Patients aged 4-11 years were observed to have the highest level of acceptable timing, with 18-29-year-olds having the lowest.

Propeller Health Medical and Clinical Affairs senior vice-president David Stempel said: “Doctors have known for years that many patients do not follow the recommended inhaler instructions. This is the first time we’ve had objective data from digital medicines to observe it outside of the clinic.”

The company’s digital medicine involves the linking of a sensor to the patient’s inhaler.

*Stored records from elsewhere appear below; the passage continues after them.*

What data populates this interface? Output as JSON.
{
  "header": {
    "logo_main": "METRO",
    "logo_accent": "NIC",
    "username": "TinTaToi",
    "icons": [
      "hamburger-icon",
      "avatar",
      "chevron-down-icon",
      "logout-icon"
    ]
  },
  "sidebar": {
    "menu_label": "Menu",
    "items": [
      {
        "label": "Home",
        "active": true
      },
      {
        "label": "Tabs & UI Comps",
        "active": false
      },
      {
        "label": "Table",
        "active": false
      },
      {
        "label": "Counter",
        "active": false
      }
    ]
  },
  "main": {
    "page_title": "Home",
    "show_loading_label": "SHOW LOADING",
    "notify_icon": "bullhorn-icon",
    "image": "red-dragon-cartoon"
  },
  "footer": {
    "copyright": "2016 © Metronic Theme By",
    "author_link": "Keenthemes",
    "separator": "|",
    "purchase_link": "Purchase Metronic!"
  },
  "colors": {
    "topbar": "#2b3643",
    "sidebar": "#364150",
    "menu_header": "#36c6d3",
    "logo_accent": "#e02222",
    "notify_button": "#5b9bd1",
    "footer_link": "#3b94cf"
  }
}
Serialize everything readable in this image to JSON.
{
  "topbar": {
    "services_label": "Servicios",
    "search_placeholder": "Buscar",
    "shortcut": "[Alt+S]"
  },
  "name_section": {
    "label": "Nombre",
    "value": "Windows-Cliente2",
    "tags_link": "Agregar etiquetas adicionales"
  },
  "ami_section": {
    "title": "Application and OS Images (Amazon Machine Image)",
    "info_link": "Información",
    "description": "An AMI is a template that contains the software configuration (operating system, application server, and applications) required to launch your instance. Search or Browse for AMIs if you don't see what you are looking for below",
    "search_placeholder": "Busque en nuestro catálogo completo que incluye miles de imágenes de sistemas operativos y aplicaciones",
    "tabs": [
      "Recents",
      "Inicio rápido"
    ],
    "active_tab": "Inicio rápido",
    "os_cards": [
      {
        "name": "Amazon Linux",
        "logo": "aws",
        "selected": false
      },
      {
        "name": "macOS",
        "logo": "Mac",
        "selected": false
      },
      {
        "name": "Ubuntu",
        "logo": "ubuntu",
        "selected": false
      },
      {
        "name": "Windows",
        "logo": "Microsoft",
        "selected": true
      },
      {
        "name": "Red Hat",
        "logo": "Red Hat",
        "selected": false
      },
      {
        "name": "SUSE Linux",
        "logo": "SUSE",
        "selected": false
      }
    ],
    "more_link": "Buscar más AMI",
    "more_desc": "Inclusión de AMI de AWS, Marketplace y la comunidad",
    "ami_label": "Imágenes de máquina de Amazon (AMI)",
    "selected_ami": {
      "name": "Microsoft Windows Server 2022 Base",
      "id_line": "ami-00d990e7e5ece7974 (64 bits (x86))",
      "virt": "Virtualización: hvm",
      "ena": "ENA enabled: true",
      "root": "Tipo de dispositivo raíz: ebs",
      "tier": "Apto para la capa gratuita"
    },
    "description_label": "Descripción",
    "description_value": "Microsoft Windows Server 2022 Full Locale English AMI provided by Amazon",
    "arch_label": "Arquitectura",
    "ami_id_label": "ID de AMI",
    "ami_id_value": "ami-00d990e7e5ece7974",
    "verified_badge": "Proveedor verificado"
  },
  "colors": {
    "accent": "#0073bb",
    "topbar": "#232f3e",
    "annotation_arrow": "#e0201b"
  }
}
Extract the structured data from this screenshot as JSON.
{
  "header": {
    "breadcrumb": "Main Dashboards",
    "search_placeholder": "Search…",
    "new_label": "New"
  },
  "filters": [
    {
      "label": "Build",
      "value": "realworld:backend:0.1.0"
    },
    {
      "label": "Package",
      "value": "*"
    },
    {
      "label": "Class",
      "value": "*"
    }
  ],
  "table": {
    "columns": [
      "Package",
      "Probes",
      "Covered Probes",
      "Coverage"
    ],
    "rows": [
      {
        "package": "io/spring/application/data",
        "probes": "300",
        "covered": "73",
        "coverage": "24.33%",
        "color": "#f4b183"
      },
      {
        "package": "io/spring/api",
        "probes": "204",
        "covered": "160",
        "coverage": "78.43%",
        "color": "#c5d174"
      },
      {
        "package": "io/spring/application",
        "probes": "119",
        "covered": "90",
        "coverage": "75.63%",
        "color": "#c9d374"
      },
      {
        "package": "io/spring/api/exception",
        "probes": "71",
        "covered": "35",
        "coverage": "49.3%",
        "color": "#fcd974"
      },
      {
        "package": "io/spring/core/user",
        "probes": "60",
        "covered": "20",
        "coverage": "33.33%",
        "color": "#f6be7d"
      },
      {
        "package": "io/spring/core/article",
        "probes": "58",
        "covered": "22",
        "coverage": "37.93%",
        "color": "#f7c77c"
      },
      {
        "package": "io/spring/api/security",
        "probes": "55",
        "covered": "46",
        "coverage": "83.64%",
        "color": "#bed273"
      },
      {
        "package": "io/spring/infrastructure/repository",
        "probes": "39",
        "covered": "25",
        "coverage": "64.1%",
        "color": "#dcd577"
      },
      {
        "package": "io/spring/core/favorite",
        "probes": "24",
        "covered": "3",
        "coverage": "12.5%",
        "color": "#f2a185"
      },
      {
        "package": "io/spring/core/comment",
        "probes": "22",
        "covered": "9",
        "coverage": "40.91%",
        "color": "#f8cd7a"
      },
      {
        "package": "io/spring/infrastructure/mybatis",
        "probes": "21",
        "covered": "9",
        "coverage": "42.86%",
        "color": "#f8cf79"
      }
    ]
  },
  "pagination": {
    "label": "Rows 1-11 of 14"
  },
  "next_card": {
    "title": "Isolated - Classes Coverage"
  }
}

This sensor monitors medication usage and provides the patients with insights such as medication adherence reminders and tips for management of their condition.

Stempel added: “Digital medicines have the potential to not only assess inhaler technique in real-time but also notify a patient when they’re not using the inhaler properly and provide education and sources for training, which goes beyond what a clinician can do for the patient day-to-day.”

Data from the study has been published in The Journal of Allergy and Clinical Immunology.

Earlier this week, an international comaprative study found that the UK has the highest death rate from asthma in Europe across three age groups; ten to 14, 15 to 19 and 20 to 24. This figure is said to be around twice as high as the next worse country in Europe, Ireland.

Additional reporting by Charlotte Edwards.